__Exercise directions__.
All entries, exactly as written, should be output again.

※

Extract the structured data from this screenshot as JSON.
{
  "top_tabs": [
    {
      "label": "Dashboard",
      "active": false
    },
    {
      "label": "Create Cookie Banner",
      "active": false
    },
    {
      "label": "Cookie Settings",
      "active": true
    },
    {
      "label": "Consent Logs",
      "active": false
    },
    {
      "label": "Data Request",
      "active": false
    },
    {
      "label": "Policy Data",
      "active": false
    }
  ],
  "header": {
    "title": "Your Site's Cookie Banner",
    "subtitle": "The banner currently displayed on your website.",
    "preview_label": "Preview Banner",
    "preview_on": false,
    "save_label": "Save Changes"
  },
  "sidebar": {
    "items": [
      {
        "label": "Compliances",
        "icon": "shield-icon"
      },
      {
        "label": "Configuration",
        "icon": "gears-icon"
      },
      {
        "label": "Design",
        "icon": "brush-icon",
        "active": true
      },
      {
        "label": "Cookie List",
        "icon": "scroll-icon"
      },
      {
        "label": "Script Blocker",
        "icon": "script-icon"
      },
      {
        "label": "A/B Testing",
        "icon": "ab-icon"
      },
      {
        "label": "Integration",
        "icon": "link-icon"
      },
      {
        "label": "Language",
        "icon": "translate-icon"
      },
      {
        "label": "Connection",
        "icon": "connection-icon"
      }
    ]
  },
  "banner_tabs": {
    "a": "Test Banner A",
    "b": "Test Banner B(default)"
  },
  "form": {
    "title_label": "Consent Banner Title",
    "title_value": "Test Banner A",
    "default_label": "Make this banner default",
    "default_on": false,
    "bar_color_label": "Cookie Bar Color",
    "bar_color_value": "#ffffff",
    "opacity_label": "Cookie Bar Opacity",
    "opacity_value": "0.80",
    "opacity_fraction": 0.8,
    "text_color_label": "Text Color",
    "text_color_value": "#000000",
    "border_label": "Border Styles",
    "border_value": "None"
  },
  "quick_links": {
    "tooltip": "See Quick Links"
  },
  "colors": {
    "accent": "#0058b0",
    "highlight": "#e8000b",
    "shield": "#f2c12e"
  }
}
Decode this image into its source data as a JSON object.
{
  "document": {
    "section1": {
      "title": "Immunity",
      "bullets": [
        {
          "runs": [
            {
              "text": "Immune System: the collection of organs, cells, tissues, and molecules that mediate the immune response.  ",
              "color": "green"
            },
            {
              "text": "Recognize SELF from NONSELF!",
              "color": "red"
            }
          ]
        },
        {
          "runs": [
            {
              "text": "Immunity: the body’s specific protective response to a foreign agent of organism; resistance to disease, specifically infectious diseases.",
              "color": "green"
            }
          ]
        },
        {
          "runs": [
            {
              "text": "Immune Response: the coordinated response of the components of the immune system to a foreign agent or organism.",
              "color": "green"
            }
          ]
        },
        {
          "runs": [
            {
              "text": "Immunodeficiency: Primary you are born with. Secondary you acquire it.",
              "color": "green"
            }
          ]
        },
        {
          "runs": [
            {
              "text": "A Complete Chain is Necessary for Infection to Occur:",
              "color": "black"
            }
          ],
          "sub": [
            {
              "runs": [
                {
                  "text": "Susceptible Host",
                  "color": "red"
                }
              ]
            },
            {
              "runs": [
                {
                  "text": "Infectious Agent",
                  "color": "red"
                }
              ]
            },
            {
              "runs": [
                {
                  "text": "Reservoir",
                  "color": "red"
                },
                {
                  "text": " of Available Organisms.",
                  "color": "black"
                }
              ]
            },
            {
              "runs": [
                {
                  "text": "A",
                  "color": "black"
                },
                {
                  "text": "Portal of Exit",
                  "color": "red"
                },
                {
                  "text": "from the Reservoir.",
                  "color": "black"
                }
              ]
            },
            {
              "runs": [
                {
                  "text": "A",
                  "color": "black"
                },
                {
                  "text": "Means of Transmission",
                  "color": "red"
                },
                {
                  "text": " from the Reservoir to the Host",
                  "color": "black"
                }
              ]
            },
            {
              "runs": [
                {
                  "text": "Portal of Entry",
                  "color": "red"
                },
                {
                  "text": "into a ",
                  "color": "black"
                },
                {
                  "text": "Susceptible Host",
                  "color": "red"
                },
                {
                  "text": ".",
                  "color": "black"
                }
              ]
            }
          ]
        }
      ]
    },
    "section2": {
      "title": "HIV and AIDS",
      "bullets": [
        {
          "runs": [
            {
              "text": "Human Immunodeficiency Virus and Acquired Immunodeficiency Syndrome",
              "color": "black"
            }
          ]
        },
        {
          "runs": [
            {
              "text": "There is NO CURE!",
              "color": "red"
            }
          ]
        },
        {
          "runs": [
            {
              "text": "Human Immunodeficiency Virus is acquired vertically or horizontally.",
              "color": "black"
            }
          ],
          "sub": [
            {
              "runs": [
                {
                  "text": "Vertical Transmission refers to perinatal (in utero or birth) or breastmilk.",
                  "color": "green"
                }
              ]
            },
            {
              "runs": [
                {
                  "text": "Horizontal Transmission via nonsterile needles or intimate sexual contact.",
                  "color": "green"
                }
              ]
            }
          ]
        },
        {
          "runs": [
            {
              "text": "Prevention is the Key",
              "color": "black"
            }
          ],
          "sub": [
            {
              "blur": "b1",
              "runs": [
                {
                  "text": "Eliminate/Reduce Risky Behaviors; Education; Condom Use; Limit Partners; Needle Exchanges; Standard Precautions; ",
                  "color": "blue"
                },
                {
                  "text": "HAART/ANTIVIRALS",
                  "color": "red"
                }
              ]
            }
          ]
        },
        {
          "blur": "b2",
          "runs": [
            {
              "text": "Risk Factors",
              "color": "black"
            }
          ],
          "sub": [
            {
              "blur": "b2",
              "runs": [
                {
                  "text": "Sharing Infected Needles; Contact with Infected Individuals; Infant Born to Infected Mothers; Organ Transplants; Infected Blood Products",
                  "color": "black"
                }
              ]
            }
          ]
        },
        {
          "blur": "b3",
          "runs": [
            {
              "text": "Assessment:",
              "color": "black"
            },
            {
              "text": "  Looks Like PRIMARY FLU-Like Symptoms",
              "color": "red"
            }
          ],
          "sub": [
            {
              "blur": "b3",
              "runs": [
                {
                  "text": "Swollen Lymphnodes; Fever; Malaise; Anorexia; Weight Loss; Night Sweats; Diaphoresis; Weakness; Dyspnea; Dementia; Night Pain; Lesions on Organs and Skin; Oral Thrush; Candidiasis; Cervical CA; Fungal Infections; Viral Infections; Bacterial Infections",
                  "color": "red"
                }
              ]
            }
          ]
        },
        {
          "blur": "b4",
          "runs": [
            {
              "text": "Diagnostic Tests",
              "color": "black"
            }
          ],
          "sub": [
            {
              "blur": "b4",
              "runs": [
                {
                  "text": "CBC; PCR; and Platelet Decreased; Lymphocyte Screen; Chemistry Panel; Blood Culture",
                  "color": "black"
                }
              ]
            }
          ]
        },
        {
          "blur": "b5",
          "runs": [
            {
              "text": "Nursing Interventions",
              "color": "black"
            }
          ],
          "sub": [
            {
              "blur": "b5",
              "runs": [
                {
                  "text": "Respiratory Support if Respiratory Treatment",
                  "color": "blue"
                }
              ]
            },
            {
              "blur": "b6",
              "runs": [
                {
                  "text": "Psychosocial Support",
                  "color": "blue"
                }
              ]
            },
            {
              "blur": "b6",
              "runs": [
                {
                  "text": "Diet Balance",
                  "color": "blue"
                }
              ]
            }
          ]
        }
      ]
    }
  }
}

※

__Result of this exercise__.
Extract the structured data from this screenshot as JSON.
{
  "top_tabs": [
    {
      "label": "Dashboard",
      "active": false
    },
    {
      "label": "Create Cookie Banner",
      "active": false
    },
    {
      "label": "Cookie Settings",
      "active": true
    },
    {
      "label": "Consent Logs",
      "active": false
    },
    {
      "label": "Data Request",
      "active": false
    },
    {
      "label": "Policy Data",
      "active": false
    }
  ],
  "header": {
    "title": "Your Site's Cookie Banner",
    "subtitle": "The banner currently displayed on your website.",
    "preview_label": "Preview Banner",
    "preview_on": false,
    "save_label": "Save Changes"
  },
  "sidebar": {
    "items": [
      {
        "label": "Compliances",
        "icon": "shield-icon"
      },
      {
        "label": "Configuration",
        "icon": "gears-icon"
      },
      {
        "label": "Design",
        "icon": "brush-icon",
        "active": true
      },
      {
        "label": "Cookie List",
        "icon": "scroll-icon"
      },
      {
        "label": "Script Blocker",
        "icon": "script-icon"
      },
      {
        "label": "A/B Testing",
        "icon": "ab-icon"
      },
      {
        "label": "Integration",
        "icon": "link-icon"
      },
      {
        "label": "Language",
        "icon": "translate-icon"
      },
      {
        "label": "Connection",
        "icon": "connection-icon"
      }
    ]
  },
  "banner_tabs": {
    "a": "Test Banner A",
    "b": "Test Banner B(default)"
  },
  "form": {
    "title_label": "Consent Banner Title",
    "title_value": "Test Banner A",
    "default_label": "Make this banner default",
    "default_on": false,
    "bar_color_label": "Cookie Bar Color",
    "bar_color_value": "#ffffff",
    "opacity_label": "Cookie Bar Opacity",
    "opacity_value": "0.80",
    "opacity_fraction": 0.8,
    "text_color_label": "Text Color",
    "text_color_value": "#000000",
    "border_label": "Border Styles",
    "border_value": "None"
  },
  "quick_links": {
    "tooltip": "See Quick Links"
  },
  "colors": {
    "accent": "#0058b0",
    "highlight": "#e8000b",
    "shield": "#f2c12e"
  }
}
Decode this image into its source data as a JSON object.
{
  "document": {
    "section1": {
      "title": "Immunity",
      "bullets": [
        {
          "runs": [
            {
              "text": "Immune System: the collection of organs, cells, tissues, and molecules that mediate the immune response.  ",
              "color": "green"
            },
            {
              "text": "Recognize SELF from NONSELF!",
              "color": "red"
            }
          ]
        },
        {
          "runs": [
            {
              "text": "Immunity: the body’s specific protective response to a foreign agent of organism; resistance to disease, specifically infectious diseases.",
              "color": "green"
            }
          ]
        },
        {
          "runs": [
            {
              "text": "Immune Response: the coordinated response of the components of the immune system to a foreign agent or organism.",
              "color": "green"
            }
          ]
        },
        {
          "runs": [
            {
              "text": "Immunodeficiency: Primary you are born with. Secondary you acquire it.",
              "color": "green"
            }
          ]
        },
        {
          "runs": [
            {
              "text": "A Complete Chain is Necessary for Infection to Occur:",
              "color": "black"
            }
          ],
          "sub": [
            {
              "runs": [
                {
                  "text": "Susceptible Host",
                  "color": "red"
                }
              ]
            },
            {
              "runs": [
                {
                  "text": "Infectious Agent",
                  "color": "red"
                }
              ]
            },
            {
              "runs": [
                {
                  "text": "Reservoir",
                  "color": "red"
                },
                {
                  "text": " of Available Organisms.",
                  "color": "black"
                }
              ]
            },
            {
              "runs": [
                {
                  "text": "A",
                  "color": "black"
                },
                {
                  "text": "Portal of Exit",
                  "color": "red"
                },
                {
                  "text": "from the Reservoir.",
                  "color": "black"
                }
              ]
            },
            {
              "runs": [
                {
                  "text": "A",
                  "color": "black"
                },
                {
                  "text": "Means of Transmission",
                  "color": "red"
                },
                {
                  "text": " from the Reservoir to the Host",
                  "color": "black"
                }
              ]
            },
            {
              "runs": [
                {
                  "text": "Portal of Entry",
                  "color": "red"
                },
                {
                  "text": "into a ",
                  "color": "black"
                },
                {
                  "text": "Susceptible Host",
                  "color": "red"
                },
                {
                  "text": ".",
                  "color": "black"
                }
              ]
            }
          ]
        }
      ]
    },
    "section2": {
      "title": "HIV and AIDS",
      "bullets": [
        {
          "runs": [
            {
              "text": "Human Immunodeficiency Virus and Acquired Immunodeficiency Syndrome",
              "color": "black"
            }
          ]
        },
        {
          "runs": [
            {
              "text": "There is NO CURE!",
              "color": "red"
            }
          ]
        },
        {
          "runs": [
            {
              "text": "Human Immunodeficiency Virus is acquired vertically or horizontally.",
              "color": "black"
            }
          ],
          "sub": [
            {
              "runs": [
                {
                  "text": "Vertical Transmission refers to perinatal (in utero or birth) or breastmilk.",
                  "color": "green"
                }
              ]
            },
            {
              "runs": [
                {
                  "text": "Horizontal Transmission via nonsterile needles or intimate sexual contact.",
                  "color": "green"
                }
              ]
            }
          ]
        },
        {
          "runs": [
            {
              "text": "Prevention is the Key",
              "color": "black"
            }
          ],
          "sub": [
            {
              "blur": "b1",
              "runs": [
                {
                  "text": "Eliminate/Reduce Risky Behaviors; Education; Condom Use; Limit Partners; Needle Exchanges; Standard Precautions; ",
                  "color": "blue"
                },
                {
                  "text": "HAART/ANTIVIRALS",
                  "color": "red"
                }
              ]
            }
          ]
        },
        {
          "blur": "b2",
          "runs": [
            {
              "text": "Risk Factors",
              "color": "black"
            }
          ],
          "sub": [
            {
              "blur": "b2",
              "runs": [
                {
                  "text": "Sharing Infected Needles; Contact with Infected Individuals; Infant Born to Infected Mothers; Organ Transplants; Infected Blood Products",
                  "color": "black"
                }
              ]
            }
          ]
        },
        {
          "blur": "b3",
          "runs": [
            {
              "text": "Assessment:",
              "color": "black"
            },
            {
              "text": "  Looks Like PRIMARY FLU-Like Symptoms",
              "color": "red"
            }
          ],
          "sub": [
            {
              "blur": "b3",
              "runs": [
                {
                  "text": "Swollen Lymphnodes; Fever; Malaise; Anorexia; Weight Loss; Night Sweats; Diaphoresis; Weakness; Dyspnea; Dementia; Night Pain; Lesions on Organs and Skin; Oral Thrush; Candidiasis; Cervical CA; Fungal Infections; Viral Infections; Bacterial Infections",
                  "color": "red"
                }
              ]
            }
          ]
        },
        {
          "blur": "b4",
          "runs": [
            {
              "text": "Diagnostic Tests",
              "color": "black"
            }
          ],
          "sub": [
            {
              "blur": "b4",
              "runs": [
                {
                  "text": "CBC; PCR; and Platelet Decreased; Lymphocyte Screen; Chemistry Panel; Blood Culture",
                  "color": "black"
                }
              ]
            }
          ]
        },
        {
          "blur": "b5",
          "runs": [
            {
              "text": "Nursing Interventions",
              "color": "black"
            }
          ],
          "sub": [
            {
              "blur": "b5",
              "runs": [
                {
                  "text": "Respiratory Support if Respiratory Treatment",
                  "color": "blue"
                }
              ]
            },
            {
              "blur": "b6",
              "runs": [
                {
                  "text": "Psychosocial Support",
                  "color": "blue"
                }
              ]
            },
            {
              "blur": "b6",
              "runs": [
                {
                  "text": "Diet Balance",
                  "color": "blue"
                }
              ]
            }
          ]
        }
      ]
    }
  }
}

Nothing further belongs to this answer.